1) Atheism is true, and so obviously so that religious believers must be insane.
2) Insane people can do outrageous things.
3) The peole who promulgate belief in God are putting other people's sanity in danger.
4) Even if we have to forcibly stop them from doing so, we can prevent them from leading other people on the road to insanity, and hence possibly outrageous actions.
5) Therefore, the use of force in the name of suppressing religion is justified.

Victor Reppert said...

Or, at least we can forcibly prevent people from abusing their children with such nonsense.

IlĂ­on said...

A point of commonality between the religious (*) persecutor and the atheistic/secularistic persecutor is that both are ignoring a vitally important component of their own world-view.

The religious persecutor is ignoring human freedom and moral responsibility.

Or, if the religious persecutor is a Calvinist, that he's ignoring his own insistence that God has pre-ordained who shall and shall not dwell in God's presence and that no choice of any man plays any part in this.

The atheistic/secularistic persecutor is ignoring that (as John Mellencamp put it) "nothing matters, and (so) what if it did?"



(*) Where "religious" refers to the Judeo-Christian tradition. The point I'm making doesn't apply to Islam; for Islam abjures freedom and commands that the faithful impose their faith by the sword.

Genius said...

I think they are ignoring that their actions rely on them having power and ignoring that they will have side effects that continue into places and times where they don't have power.

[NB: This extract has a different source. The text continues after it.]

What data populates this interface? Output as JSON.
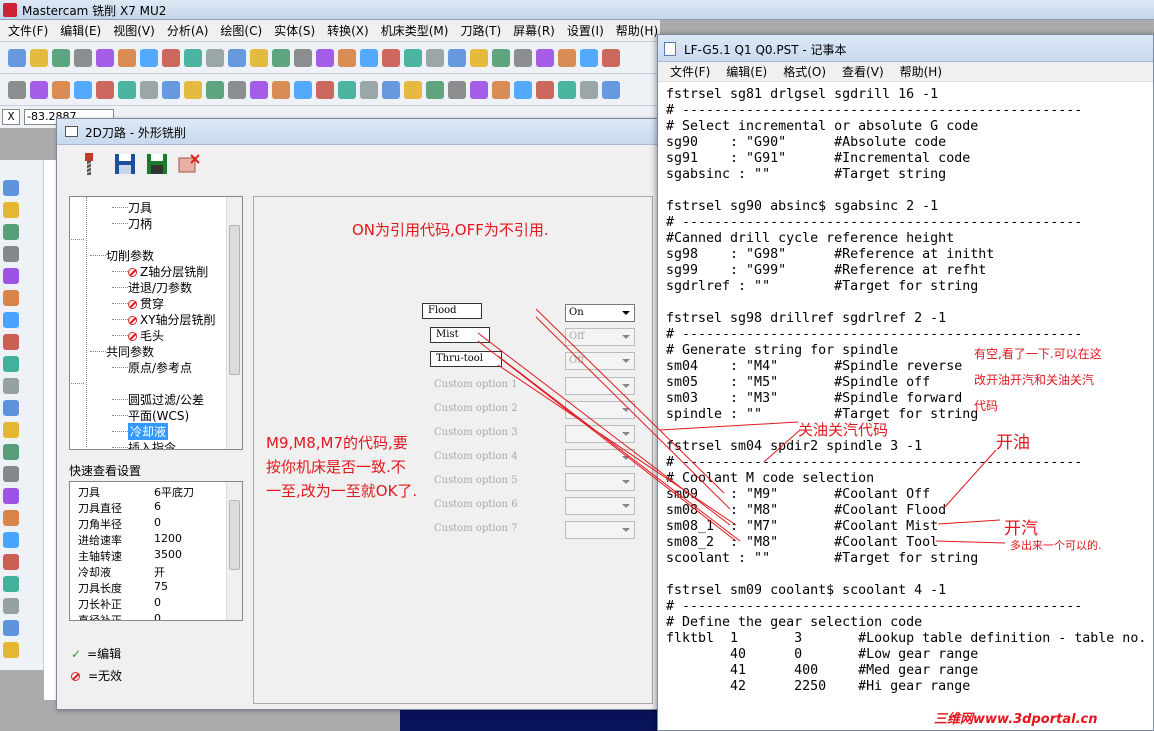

A simple example is a religious revolution via percecution being likely to be co-opted by future generations for just plain percecution.